By P.J. Huffstutter and Leah Douglas
(.) -The ongoing U.S. outbreak of avian flu in dairy cattle reached Minnesota on Thursday as the state announced its first infected herd.
More than 80 dairy herds have been infected with the virus across 11 states since late March, and three dairy workers have tested positive for the virus.
The Minnesota Board of Animal Health said the farmer of the affected herd reported more than 40 cows with signs of fever. The animals were tested on Monday and the U.S. Department of Agriculture’s (USDA) National Veterinary Services Laboratories confirmed the positive test on Wednesday night.
The animals are recovering, said Brian Hoefs, the state veterinarian.
Milk from the sick cows was disposed of, and the state Board of Animal Health has quarantined the entire herd for 30 days to reduce the risk of the virus spreading off the farm, the agency said. After 30 days from the last positive test result, the herd can be retested to be released from quarantine, the agency added.
“We knew it was only a matter of time before this detection would reach our doorstep,” said Hoefs. “It’s important for dairy farmers to follow the example of this herd and test sick cows.”

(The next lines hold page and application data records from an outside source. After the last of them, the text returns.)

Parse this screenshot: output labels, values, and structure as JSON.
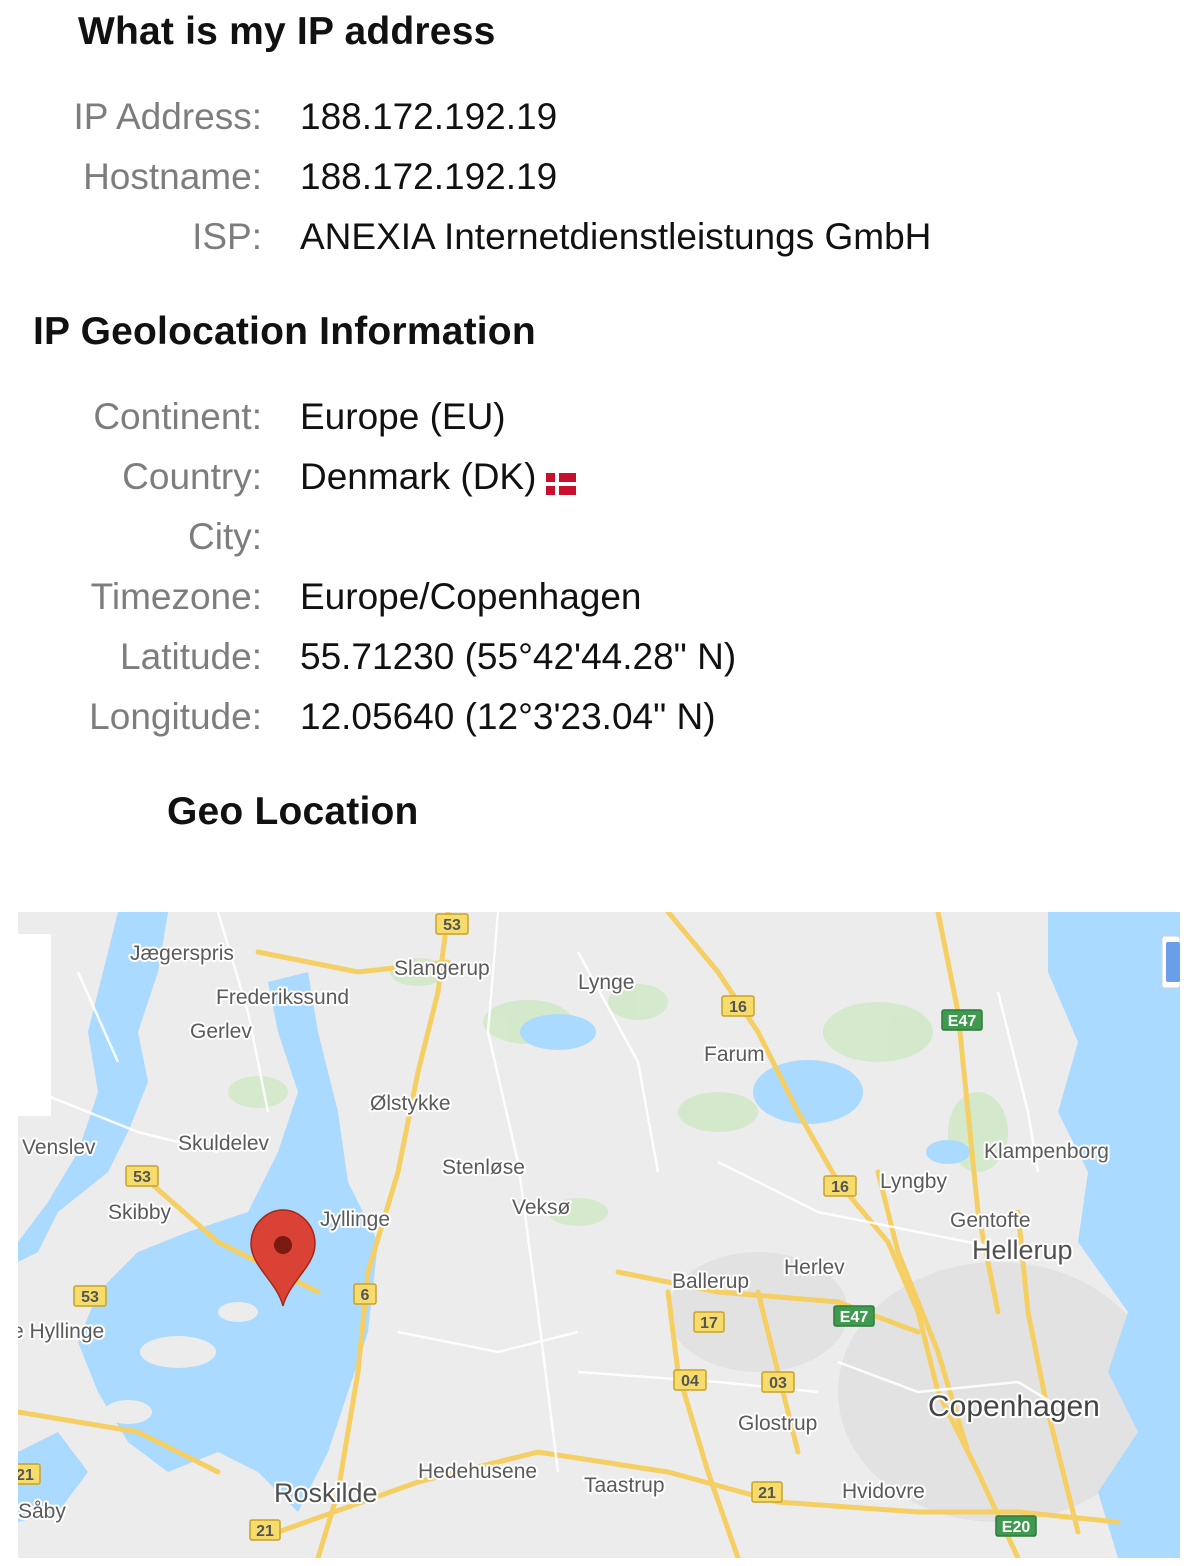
{
  "section1": {
    "title": "What is my IP address",
    "rows": [
      {
        "label": "IP Address:",
        "value": "188.172.192.19"
      },
      {
        "label": "Hostname:",
        "value": "188.172.192.19"
      },
      {
        "label": "ISP:",
        "value": "ANEXIA Internetdienstleistungs GmbH"
      }
    ]
  },
  "section2": {
    "title": "IP Geolocation Information",
    "rows": [
      {
        "label": "Continent:",
        "value": "Europe (EU)"
      },
      {
        "label": "Country:",
        "value": "Denmark (DK)",
        "icon": "denmark-flag-icon"
      },
      {
        "label": "City:",
        "value": ""
      },
      {
        "label": "Timezone:",
        "value": "Europe/Copenhagen"
      },
      {
        "label": "Latitude:",
        "value": "55.71230 (55°42'44.28\" N)"
      },
      {
        "label": "Longitude:",
        "value": "12.05640 (12°3'23.04\" N)"
      }
    ]
  },
  "geo": {
    "title": "Geo Location",
    "map": {
      "marker_icon": "map-pin-icon",
      "colors": {
        "water": "#aadaff",
        "land": "#ececec",
        "road": "#f5cf63",
        "marker": "#d94235"
      },
      "places": [
        "Jægerspris",
        "Slangerup",
        "Lynge",
        "Frederikssund",
        "Gerlev",
        "Farum",
        "Ølstykke",
        "Venslev",
        "Skuldelev",
        "Stenløse",
        "Klampenborg",
        "Lyngby",
        "Skibby",
        "Veksø",
        "Jyllinge",
        "Gentofte",
        "Hellerup",
        "Herlev",
        "Ballerup",
        "e Hyllinge",
        "Glostrup",
        "Copenhagen",
        "Hedehusene",
        "Roskilde",
        "Taastrup",
        "Hvidovre",
        "Såby"
      ],
      "route_shields": [
        "53",
        "16",
        "E47",
        "53",
        "16",
        "53",
        "6",
        "17",
        "E47",
        "04",
        "03",
        "21",
        "21",
        "21",
        "E20"
      ]
    }
  }
}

This was not the first Minnesota dairy farm tested for avian flu due to cattle showing signs of illness, but it was the first to confirm positive results, Hoefs said.
More samples from dairy farms could be sent to the state lab in the coming days, he said.
“Once this news gets out, then it kind of triggers other farms to consider doing the testing if they were on the fence prior,” Hoefs said. “My guess is we will see more testing later this week into next week.”

The other states that have reported infected herds so far are Colorado, Idaho, Iowa, Kansas, Michigan, New Mexico, North Carolina, Ohio, South Dakota and Texas.
Dairy cows with avian flu have died or been slaughtered by farmers after not recovering, . reporting found. The USDA said that the vast majority of cows recover from the illness.